■ Task objective
Could you find every line in the records below that contains the word "placeholder" and copy it?

■ Entries supplied
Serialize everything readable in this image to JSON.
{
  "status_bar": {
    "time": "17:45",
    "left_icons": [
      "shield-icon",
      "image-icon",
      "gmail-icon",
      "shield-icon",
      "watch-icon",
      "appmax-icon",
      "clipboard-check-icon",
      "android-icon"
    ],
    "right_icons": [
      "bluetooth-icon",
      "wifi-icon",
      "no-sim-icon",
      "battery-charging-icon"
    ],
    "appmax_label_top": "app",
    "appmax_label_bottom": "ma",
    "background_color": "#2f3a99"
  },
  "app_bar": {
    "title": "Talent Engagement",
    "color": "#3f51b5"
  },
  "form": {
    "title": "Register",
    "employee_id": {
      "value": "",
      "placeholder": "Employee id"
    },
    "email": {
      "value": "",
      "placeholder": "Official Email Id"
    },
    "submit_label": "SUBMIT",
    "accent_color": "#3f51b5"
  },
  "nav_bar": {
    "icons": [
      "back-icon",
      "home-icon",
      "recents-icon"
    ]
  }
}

■ Problem solution
      "placeholder": "Employee id"
      "placeholder": "Official Email Id"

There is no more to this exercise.